> _PROVIDED DATA_
::::::::::
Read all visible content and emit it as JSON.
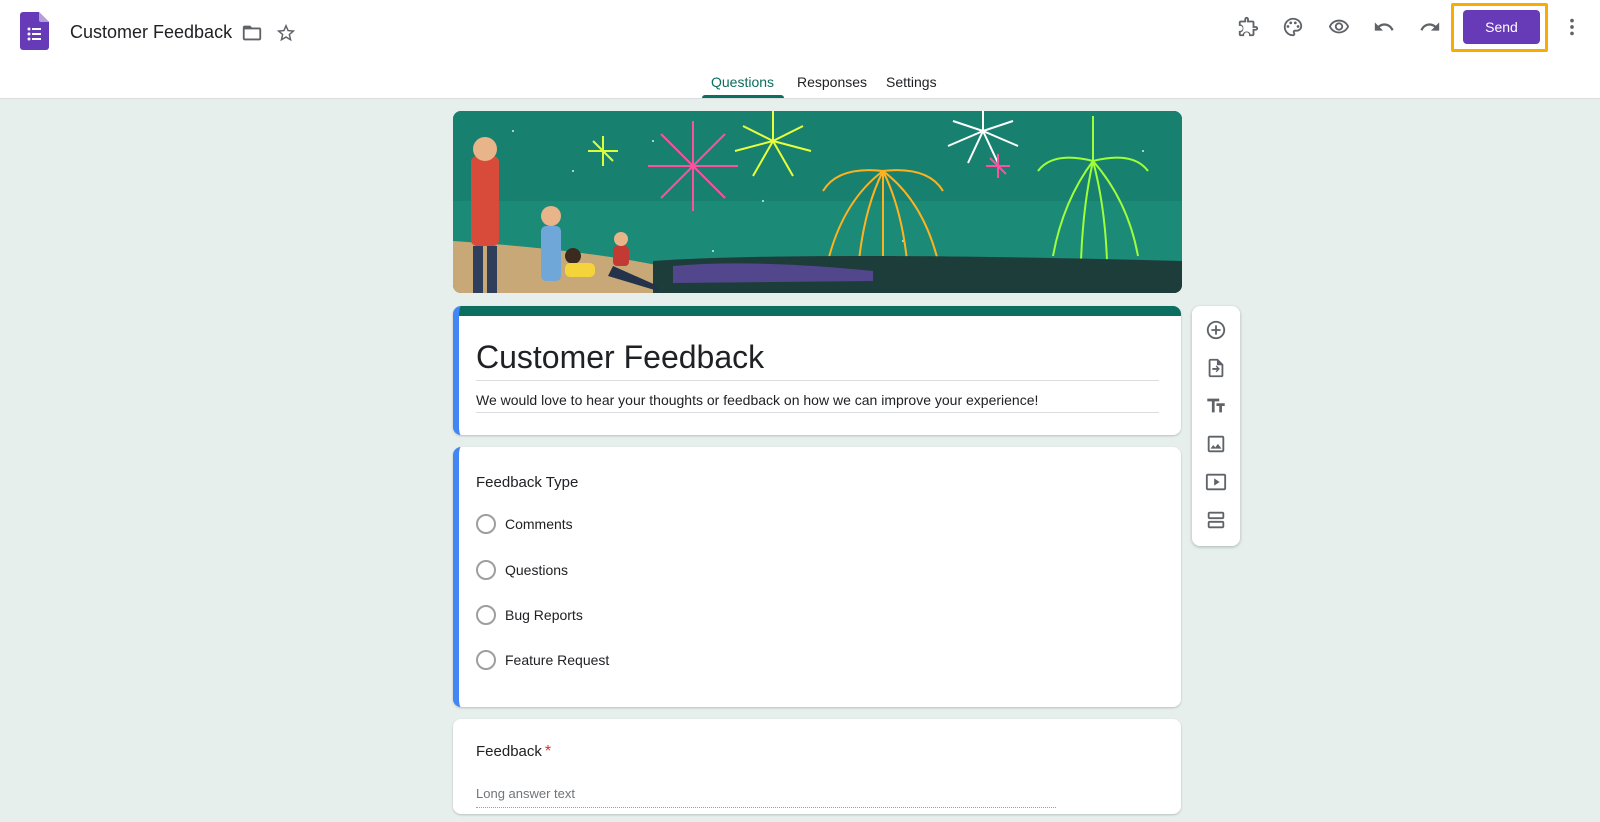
{
  "app": {
    "logo_icon": "google-forms-icon",
    "brand_color": "#673ab7"
  },
  "header": {
    "doc_title": "Customer Feedback",
    "send_label": "Send",
    "icons": [
      "folder-icon",
      "star-icon",
      "addons-icon",
      "palette-icon",
      "preview-eye-icon",
      "undo-icon",
      "redo-icon",
      "more-vert-icon"
    ]
  },
  "tabs": [
    {
      "label": "Questions",
      "active": true
    },
    {
      "label": "Responses",
      "active": false
    },
    {
      "label": "Settings",
      "active": false
    }
  ],
  "theme": {
    "accent": "#0b6e5f",
    "selected_border": "#4285f4",
    "background": "#e6efec"
  },
  "form": {
    "title": "Customer Feedback",
    "description": "We would love to hear your thoughts or feedback on how we can improve your experience!"
  },
  "questions": [
    {
      "title": "Feedback Type",
      "type": "multiple-choice",
      "options": [
        "Comments",
        "Questions",
        "Bug Reports",
        "Feature Request"
      ]
    },
    {
      "title": "Feedback",
      "required": true,
      "required_mark": "*",
      "placeholder": "Long answer text"
    }
  ],
  "toolbar": [
    "add-question-icon",
    "import-questions-icon",
    "add-title-icon",
    "add-image-icon",
    "add-video-icon",
    "add-section-icon"
  ]
}
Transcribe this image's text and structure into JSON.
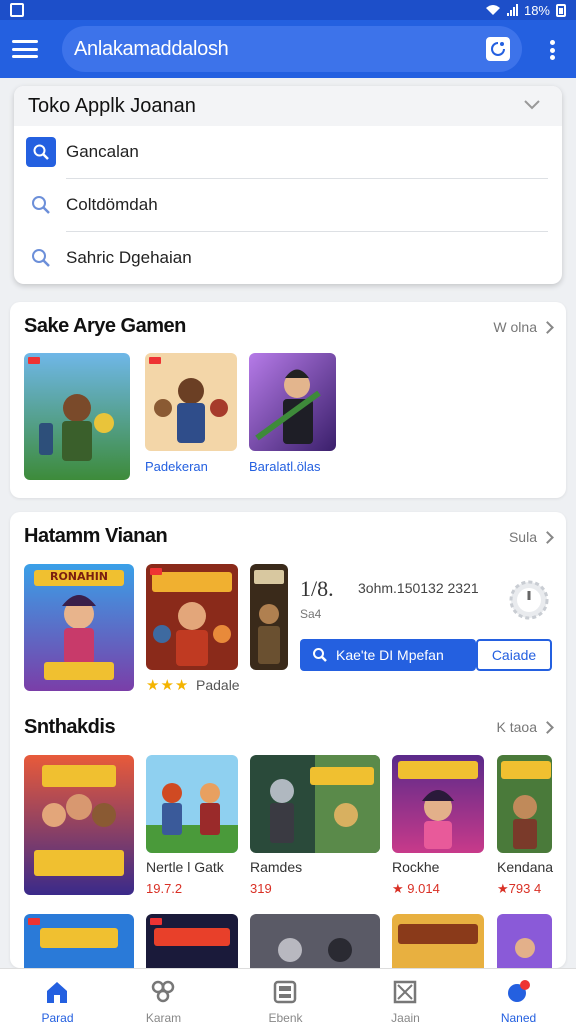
{
  "status_bar": {
    "battery_text": "18%"
  },
  "app_bar": {
    "search_text": "Anlakamaddalosh"
  },
  "dropdown": {
    "title": "Toko Applk Joanan",
    "items": [
      {
        "label": "Gancalan",
        "icon": "search-icon",
        "active": true
      },
      {
        "label": "Coltdömdah",
        "icon": "search-icon",
        "active": false
      },
      {
        "label": "Sahric Dgehaian",
        "icon": "search-icon",
        "active": false
      }
    ]
  },
  "section1": {
    "title": "Sake Arye Gamen",
    "see_all": "W olna",
    "items": [
      {
        "label": ""
      },
      {
        "label": "Padekeran"
      },
      {
        "label": "Baralatl.ölas"
      }
    ]
  },
  "section2": {
    "title": "Hatamm Vianan",
    "see_all": "Sula",
    "featured_title": "RONAHIN",
    "rating_label": "Padale",
    "stat_a": "1/8.",
    "stat_b": "3ohm.150132 2321",
    "stat_sub": "Sa4",
    "primary_button": "Kae'te DI Mpefan",
    "secondary_button": "Caiade"
  },
  "section3": {
    "title": "Snthakdis",
    "see_all": "K taoa",
    "items": [
      {
        "name": "",
        "price": ""
      },
      {
        "name": "Nertle l Gatk",
        "price": "19.7.2"
      },
      {
        "name": "Ramdes",
        "price": "319"
      },
      {
        "name": "Rockhe",
        "price": "★ 9.014"
      },
      {
        "name": "Kendana",
        "price": "★793 4"
      }
    ]
  },
  "bottom_nav": [
    {
      "label": "Parad",
      "icon": "home-icon",
      "active": true
    },
    {
      "label": "Karam",
      "icon": "games-icon",
      "active": false
    },
    {
      "label": "Ebenk",
      "icon": "apps-icon",
      "active": false
    },
    {
      "label": "Jaain",
      "icon": "library-icon",
      "active": false
    },
    {
      "label": "Naned",
      "icon": "profile-icon",
      "active": false
    }
  ],
  "colors": {
    "primary": "#2460e0",
    "status_bar": "#1d4fc9",
    "star": "#f4b400",
    "price": "#d93025"
  }
}
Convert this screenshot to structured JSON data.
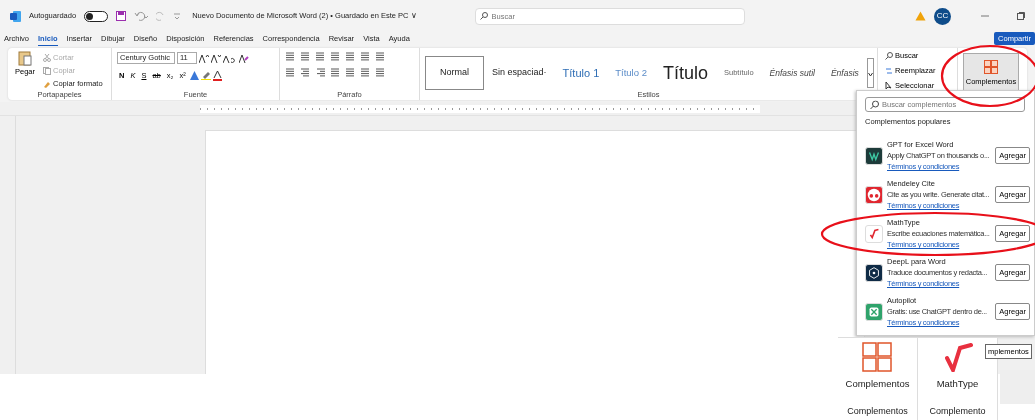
{
  "title_bar": {
    "autosave_label": "Autoguardado",
    "autosave_on": false,
    "document_title": "Nuevo Documento de Microsoft Word (2) • Guardado en Este PC ∨",
    "search": {
      "placeholder": "Buscar"
    },
    "avatar": "CC"
  },
  "tabs": [
    {
      "label": "Archivo",
      "selected": false
    },
    {
      "label": "Inicio",
      "selected": true
    },
    {
      "label": "Insertar",
      "selected": false
    },
    {
      "label": "Dibujar",
      "selected": false
    },
    {
      "label": "Diseño",
      "selected": false
    },
    {
      "label": "Disposición",
      "selected": false
    },
    {
      "label": "Referencias",
      "selected": false
    },
    {
      "label": "Correspondencia",
      "selected": false
    },
    {
      "label": "Revisar",
      "selected": false
    },
    {
      "label": "Vista",
      "selected": false
    },
    {
      "label": "Ayuda",
      "selected": false
    }
  ],
  "share_button": "Compartir",
  "ribbon": {
    "clipboard": {
      "paste": "Pegar",
      "cut": "Cortar",
      "copy": "Copiar",
      "format_painter": "Copiar formato",
      "label": "Portapapeles"
    },
    "font": {
      "name": "Century Gothic",
      "size": "11",
      "buttons": [
        "N",
        "K",
        "S",
        "ab",
        "x₂",
        "x²"
      ],
      "label": "Fuente"
    },
    "paragraph": {
      "label": "Párrafo"
    },
    "styles": {
      "items": [
        {
          "label": "Normal",
          "kind": "normal",
          "selected": true
        },
        {
          "label": "Sin espaciad·",
          "kind": "normal",
          "selected": false
        },
        {
          "label": "Título 1",
          "kind": "heading1",
          "selected": false
        },
        {
          "label": "Título 2",
          "kind": "heading2",
          "selected": false
        },
        {
          "label": "Título",
          "kind": "title",
          "selected": false
        },
        {
          "label": "Subtítulo",
          "kind": "subtitle",
          "selected": false
        },
        {
          "label": "Énfasis sutil",
          "kind": "emphasis",
          "selected": false
        },
        {
          "label": "Énfasis",
          "kind": "emphasis",
          "selected": false
        }
      ],
      "label": "Estilos"
    },
    "editing": [
      "Buscar",
      "Reemplazar",
      "Seleccionar"
    ],
    "addins_button": "Complementos"
  },
  "addins_panel": {
    "search": {
      "placeholder": "Buscar complementos"
    },
    "heading": "Complementos populares",
    "items": [
      {
        "name": "GPT for Excel Word",
        "description": "Apply ChatGPT on thousands o...",
        "terms": "Términos y condiciones",
        "button": "Agregar",
        "color": "#1d3b3a"
      },
      {
        "name": "Mendeley Cite",
        "description": "Cite as you write. Generate citat...",
        "terms": "Términos y condiciones",
        "button": "Agregar",
        "color": "#e0262f"
      },
      {
        "name": "MathType",
        "description": "Escribe ecuaciones matemática...",
        "terms": "Términos y condiciones",
        "button": "Agregar",
        "color": "#ffffff"
      },
      {
        "name": "DeepL para Word",
        "description": "Traduce documentos y redacta...",
        "terms": "Términos y condiciones",
        "button": "Agregar",
        "color": "#0f2b46"
      },
      {
        "name": "Autopilot",
        "description": "Gratis: use ChatGPT dentro de...",
        "terms": "Términos y condiciones",
        "button": "Agregar",
        "color": "#2fa36b"
      }
    ]
  },
  "inset": {
    "buttons": [
      "Complementos",
      "MathType"
    ],
    "groups": [
      "Complementos",
      "Complemento"
    ],
    "side_button": "mplementos"
  }
}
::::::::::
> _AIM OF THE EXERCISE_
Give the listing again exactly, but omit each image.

> _TASK RESPONSE_
Read all visible content and emit it as JSON.
{
  "app": {
    "logo_icon": "google-forms-icon",
    "brand_color": "#673ab7"
  },
  "header": {
    "doc_title": "Customer Feedback",
    "send_label": "Send",
    "icons": [
      "folder-icon",
      "star-icon",
      "addons-icon",
      "palette-icon",
      "preview-eye-icon",
      "undo-icon",
      "redo-icon",
      "more-vert-icon"
    ]
  },
  "tabs": [
    {
      "label": "Questions",
      "active": true
    },
    {
      "label": "Responses",
      "active": false
    },
    {
      "label": "Settings",
      "active": false
    }
  ],
  "theme": {
    "accent": "#0b6e5f",
    "selected_border": "#4285f4",
    "background": "#e6efec"
  },
  "form": {
    "title": "Customer Feedback",
    "description": "We would love to hear your thoughts or feedback on how we can improve your experience!"
  },
  "questions": [
    {
      "title": "Feedback Type",
      "type": "multiple-choice",
      "options": [
        "Comments",
        "Questions",
        "Bug Reports",
        "Feature Request"
      ]
    },
    {
      "title": "Feedback",
      "required": true,
      "required_mark": "*",
      "placeholder": "Long answer text"
    }
  ],
  "toolbar": [
    "add-question-icon",
    "import-questions-icon",
    "add-title-icon",
    "add-image-icon",
    "add-video-icon",
    "add-section-icon"
  ]
}
Transcribe this image's text and structure into JSON.
{
  "status_bar": {
    "battery_text": "18%"
  },
  "app_bar": {
    "search_text": "Anlakamaddalosh"
  },
  "dropdown": {
    "title": "Toko Applk Joanan",
    "items": [
      {
        "label": "Gancalan",
        "icon": "search-icon",
        "active": true
      },
      {
        "label": "Coltdömdah",
        "icon": "search-icon",
        "active": false
      },
      {
        "label": "Sahric Dgehaian",
        "icon": "search-icon",
        "active": false
      }
    ]
  },
  "section1": {
    "title": "Sake Arye Gamen",
    "see_all": "W olna",
    "items": [
      {
        "label": ""
      },
      {
        "label": "Padekeran"
      },
      {
        "label": "Baralatl.ölas"
      }
    ]
  },
  "section2": {
    "title": "Hatamm Vianan",
    "see_all": "Sula",
    "featured_title": "RONAHIN",
    "rating_label": "Padale",
    "stat_a": "1/8.",
    "stat_b": "3ohm.150132 2321",
    "stat_sub": "Sa4",
    "primary_button": "Kae'te DI Mpefan",
    "secondary_button": "Caiade"
  },
  "section3": {
    "title": "Snthakdis",
    "see_all": "K taoa",
    "items": [
      {
        "name": "",
        "price": ""
      },
      {
        "name": "Nertle l Gatk",
        "price": "19.7.2"
      },
      {
        "name": "Ramdes",
        "price": "319"
      },
      {
        "name": "Rockhe",
        "price": "★ 9.014"
      },
      {
        "name": "Kendana",
        "price": "★793 4"
      }
    ]
  },
  "bottom_nav": [
    {
      "label": "Parad",
      "icon": "home-icon",
      "active": true
    },
    {
      "label": "Karam",
      "icon": "games-icon",
      "active": false
    },
    {
      "label": "Ebenk",
      "icon": "apps-icon",
      "active": false
    },
    {
      "label": "Jaain",
      "icon": "library-icon",
      "active": false
    },
    {
      "label": "Naned",
      "icon": "profile-icon",
      "active": false
    }
  ],
  "colors": {
    "primary": "#2460e0",
    "status_bar": "#1d4fc9",
    "star": "#f4b400",
    "price": "#d93025"
  }
}
Convert this screenshot to structured JSON data.
{
  "title_bar": {
    "autosave_label": "Autoguardado",
    "autosave_on": false,
    "document_title": "Nuevo Documento de Microsoft Word (2) • Guardado en Este PC ∨",
    "search": {
      "placeholder": "Buscar"
    },
    "avatar": "CC"
  },
  "tabs": [
    {
      "label": "Archivo",
      "selected": false
    },
    {
      "label": "Inicio",
      "selected": true
    },
    {
      "label": "Insertar",
      "selected": false
    },
    {
      "label": "Dibujar",
      "selected": false
    },
    {
      "label": "Diseño",
      "selected": false
    },
    {
      "label": "Disposición",
      "selected": false
    },
    {
      "label": "Referencias",
      "selected": false
    },
    {
      "label": "Correspondencia",
      "selected": false
    },
    {
      "label": "Revisar",
      "selected": false
    },
    {
      "label": "Vista",
      "selected": false
    },
    {
      "label": "Ayuda",
      "selected": false
    }
  ],
  "share_button": "Compartir",
  "ribbon": {
    "clipboard": {
      "paste": "Pegar",
      "cut": "Cortar",
      "copy": "Copiar",
      "format_painter": "Copiar formato",
      "label": "Portapapeles"
    },
    "font": {
      "name": "Century Gothic",
      "size": "11",
      "buttons": [
        "N",
        "K",
        "S",
        "ab",
        "x₂",
        "x²"
      ],
      "label": "Fuente"
    },
    "paragraph": {
      "label": "Párrafo"
    },
    "styles": {
      "items": [
        {
          "label": "Normal",
          "kind": "normal",
          "selected": true
        },
        {
          "label": "Sin espaciad·",
          "kind": "normal",
          "selected": false
        },
        {
          "label": "Título 1",
          "kind": "heading1",
          "selected": false
        },
        {
          "label": "Título 2",
          "kind": "heading2",
          "selected": false
        },
        {
          "label": "Título",
          "kind": "title",
          "selected": false
        },
        {
          "label": "Subtítulo",
          "kind": "subtitle",
          "selected": false
        },
        {
          "label": "Énfasis sutil",
          "kind": "emphasis",
          "selected": false
        },
        {
          "label": "Énfasis",
          "kind": "emphasis",
          "selected": false
        }
      ],
      "label": "Estilos"
    },
    "editing": [
      "Buscar",
      "Reemplazar",
      "Seleccionar"
    ],
    "addins_button": "Complementos"
  },
  "addins_panel": {
    "search": {
      "placeholder": "Buscar complementos"
    },
    "heading": "Complementos populares",
    "items": [
      {
        "name": "GPT for Excel Word",
        "description": "Apply ChatGPT on thousands o...",
        "terms": "Términos y condiciones",
        "button": "Agregar",
        "color": "#1d3b3a"
      },
      {
        "name": "Mendeley Cite",
        "description": "Cite as you write. Generate citat...",
        "terms": "Términos y condiciones",
        "button": "Agregar",
        "color": "#e0262f"
      },
      {
        "name": "MathType",
        "description": "Escribe ecuaciones matemática...",
        "terms": "Términos y condiciones",
        "button": "Agregar",
        "color": "#ffffff"
      },
      {
        "name": "DeepL para Word",
        "description": "Traduce documentos y redacta...",
        "terms": "Términos y condiciones",
        "button": "Agregar",
        "color": "#0f2b46"
      },
      {
        "name": "Autopilot",
        "description": "Gratis: use ChatGPT dentro de...",
        "terms": "Términos y condiciones",
        "button": "Agregar",
        "color": "#2fa36b"
      }
    ]
  },
  "inset": {
    "buttons": [
      "Complementos",
      "MathType"
    ],
    "groups": [
      "Complementos",
      "Complemento"
    ],
    "side_button": "mplementos"
  }
}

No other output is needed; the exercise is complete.